June 30, 2016
The Honorable John F. Kerry
Secretary of State
U.S. Department of State
2201 C Street NW Washington, DC 20520
Re: Thailand’s Designation in the 2016 Global Trafficking in Persons Report
Dear Secretary Kerry:
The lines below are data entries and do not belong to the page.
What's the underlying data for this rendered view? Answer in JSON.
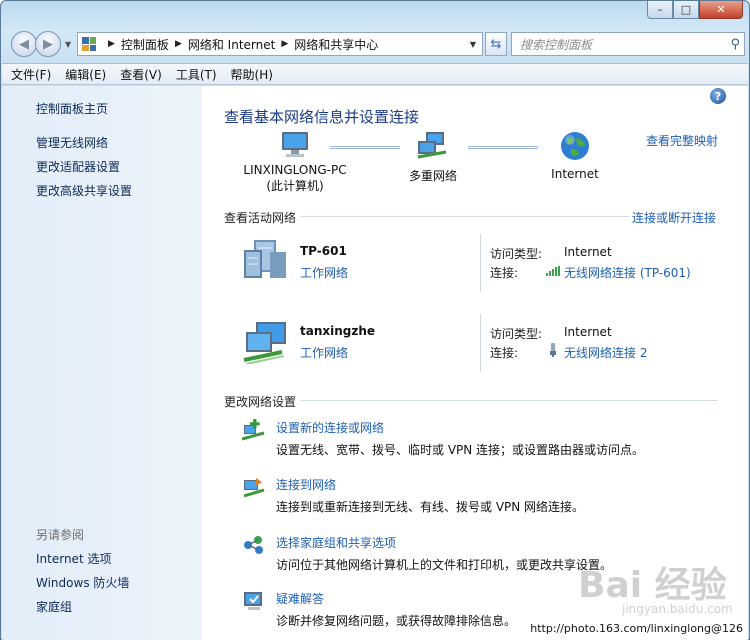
{
  "window": {
    "caption_buttons": {
      "minimize": "–",
      "maximize": "□",
      "close": "✕"
    }
  },
  "address_bar": {
    "crumbs": [
      "控制面板",
      "网络和 Internet",
      "网络和共享中心"
    ],
    "search_placeholder": "搜索控制面板"
  },
  "menu": [
    "文件(F)",
    "编辑(E)",
    "查看(V)",
    "工具(T)",
    "帮助(H)"
  ],
  "sidebar": {
    "home": "控制面板主页",
    "items": [
      "管理无线网络",
      "更改适配器设置",
      "更改高级共享设置"
    ],
    "see_also_title": "另请参阅",
    "see_also": [
      "Internet 选项",
      "Windows 防火墙",
      "家庭组"
    ]
  },
  "main": {
    "title": "查看基本网络信息并设置连接",
    "full_map_link": "查看完整映射",
    "map": {
      "pc_name": "LINXINGLONG-PC",
      "pc_sub": "(此计算机)",
      "middle": "多重网络",
      "internet": "Internet"
    },
    "active_title": "查看活动网络",
    "connect_link": "连接或断开连接",
    "networks": [
      {
        "name": "TP-601",
        "type": "工作网络",
        "access_key": "访问类型:",
        "access_val": "Internet",
        "conn_key": "连接:",
        "conn_val": "无线网络连接 (TP-601)",
        "conn_icon": "wifi-signal-icon"
      },
      {
        "name": "tanxingzhe",
        "type": "工作网络",
        "access_key": "访问类型:",
        "access_val": "Internet",
        "conn_key": "连接:",
        "conn_val": "无线网络连接 2",
        "conn_icon": "wireless-adapter-icon"
      }
    ],
    "change_title": "更改网络设置",
    "tasks": [
      {
        "link": "设置新的连接或网络",
        "desc": "设置无线、宽带、拨号、临时或 VPN 连接；或设置路由器或访问点。"
      },
      {
        "link": "连接到网络",
        "desc": "连接到或重新连接到无线、有线、拨号或 VPN 网络连接。"
      },
      {
        "link": "选择家庭组和共享选项",
        "desc": "访问位于其他网络计算机上的文件和打印机，或更改共享设置。"
      },
      {
        "link": "疑难解答",
        "desc": "诊断并修复网络问题，或获得故障排除信息。"
      }
    ]
  },
  "watermark": {
    "text": "Bai 经验",
    "sub": "jingyan.baidu.com",
    "url": "http://photo.163.com/linxinglong@126"
  },
  "colors": {
    "link": "#1e5fb3",
    "title": "#1b3c8a",
    "sidebar_bg": "#e2edf8"
  }
}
We write today to express our disappointment at the U.S. Department of State’s decision to upgrade Thailand to Tier 2 Watch List in the 2016 Global Trafficking in Persons (TIP) Report. It is our view that this move is premature and could undermine international efforts to significantly and permanently improve working conditions among migrant workers in Thailand, including those in the fishing and seafood processing sectors. We believe the Tier 2 Watch List ranking does not accurately reflect the Thai Government’s lack of significant progress in the past year to address systemic problems with human trafficking among Thailand’s migrant worker population and does not properly take into account the important steps, particularly around enforcement and implementation of recently passed legislation, it still needs to take to justify such an upgrade.
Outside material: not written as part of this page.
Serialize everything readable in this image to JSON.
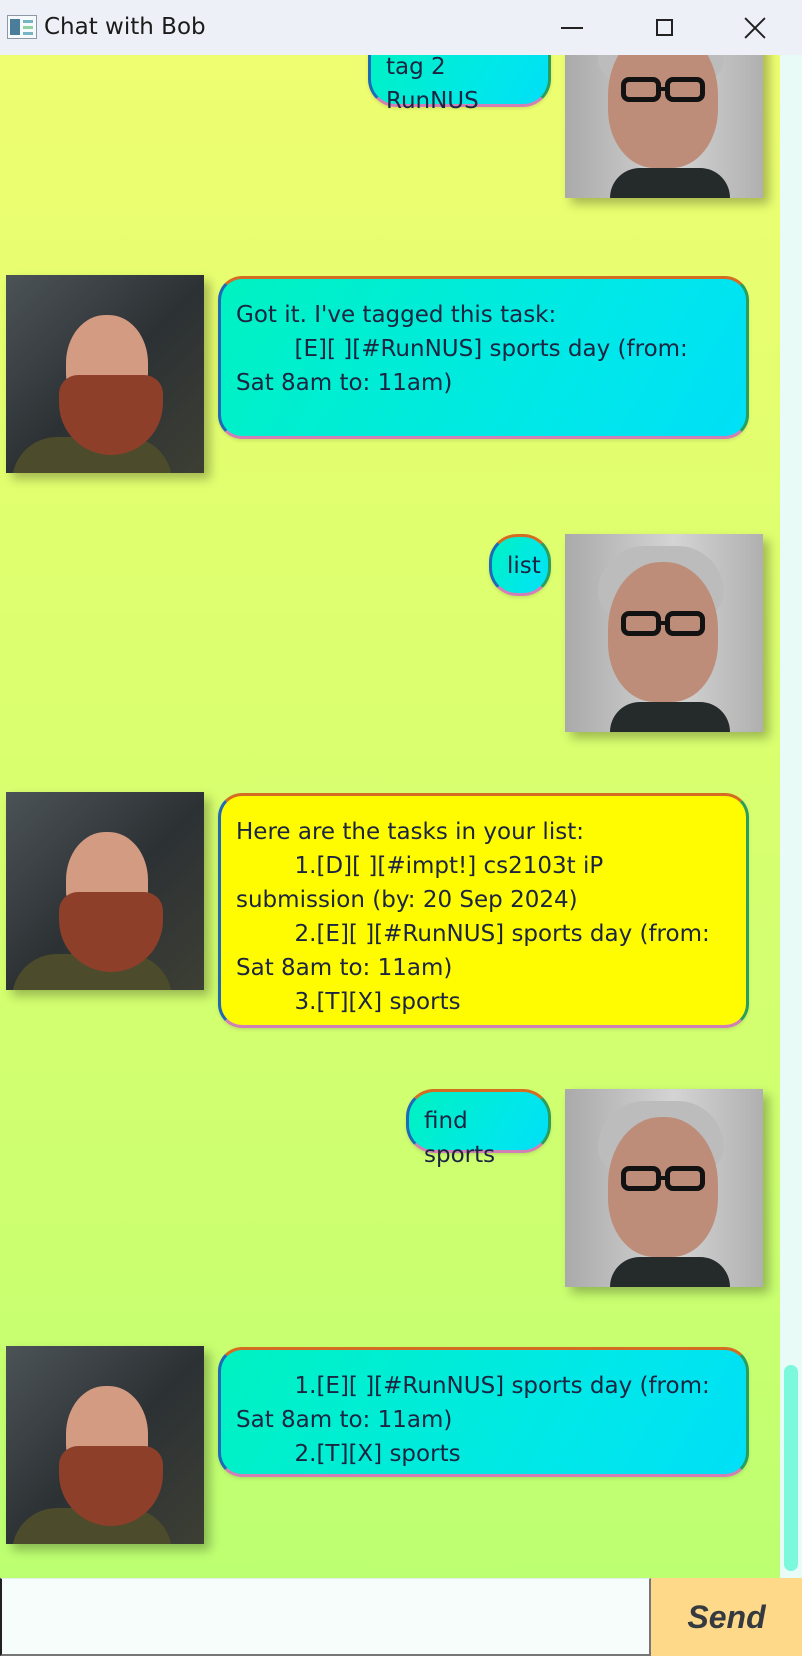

The decision to place Thailand on Tier 2 Watch List comes at a critical time for the international community, responsible businesses and investors, civil society, and other stakeholders committed to ending labor trafficking in Thailand. The Thai government has shown that it is willing to reform some of its criminal, labor, and fisheries laws in response to international pressure from the European Union and the U.S. Government. While these reforms can be considered a positive step forward, the ineffective implementation of the new and amended laws, as we described in comments submitted to the Office to Monitor and Combat Trafficking in Persons in February of this year1, suggests that the Thai government is either unwilling or unable to take the additional steps needed to fully eradicate labor trafficking from its export sectors, including fishing and seafood processing.
We believe easing pressure on the Thai Government to fulfill its anti-trafficking obligations with only legislative reforms and policy commitments could delay it from making the actual changes in courtrooms, migration corridors, and workplaces required to really address the problem of human trafficking. To this end, we strongly urge the U.S. government to increase its diplomatic and advocacy focus with the Thai Government on four key areas still in need of concrete regulatory and enforcement reform:
1) Governmental corruption and impunity for senior public officials involved in trafficking
2) Denial of migrant workers’, including migrant fishers’, right to organize and collectively bargain;
3) Lack of effective oversight over private employment agencies and brokers in Thailand and countries of origin, especially Burma, Cambodia, and Laos, on recruitment fees and in relation to the Thai Nationality Verification Process; and
4) Intimidation tactics in the form of criminal defamation and computer crime laws used against researchers, journalists, and whistleblowers in government who disclose information on alleged perpetrators of human trafficking and related crimes.
In this regard, we encourage the U.S. Government to leverage Thailand’s Tier 2 Watch List ranking for more significant and permanent change in its treatment of its migrant workforce, particularly those in the fishing and seafood processing sectors. We believe that the United States should communicate to Thailand that it could be downgraded in the 2017 TIP Report unless it takes concrete and time-bound steps to effectively implement recent legal reforms in its fishing and seafood processing sectors; strictly enforce its human trafficking and corruption laws; and amend the Labor Relations Act B.E. 2518 (1975), Recruitment and Job-Seekers Protection Act B.E. 2528 (1985), Act on Computer Crime B.E. 2550 (2007), and criminal defamation laws to bring them into compliance with international labor and human rights standards.
We remain committed to eradicating labor trafficking in the Thai fishing and seafood processing sectors, as well as among migrant workers more broadly, and look forward to continued engagement with you and your colleagues in Washington and Bangkok. Should you have any questions, please contact Abby McGill, Director of Campaigns at the International Labor Rights Forum, by email at at firstname.lastname@example.org or phone at (202) 347-4100, ext. 113.
1. American Federation of Labor and Congress of Industrial Organizations
2. Alliance to End Slavery and Trafficking (ATEST)
3. Anti-Slavery International
4. The Child Labor Coalition
5. Environmental Justice Foundation
6. Fair World Project
8. Food Chain Workers Alliance
9. Fortify Rights
10. The Freedom Fund
11. Green America
13. Humanity United
14. Human Rights at Sea
15. International Labor Rights Forum
16. National Guestworker Alliance
17. Slave Free Seas
18. Uniting Church in Australia, Synod of Victoria and Tasmania
19. Walk Free
cc: Thomas E. Perez, Secretary of Labor
Daniel Russel, Assistant Secretary of State for East Asian and Pacific Affairs
Tom Malinowski, Assistant Secretary for Democracy, Human Rights and Labor
Larry M. Dinger, Acting Deputy Chief of Mission, US Embassy in Thailand
Susan Coppedge, Ambassador-at-Large to Monitor and Combat Trafficking in Persons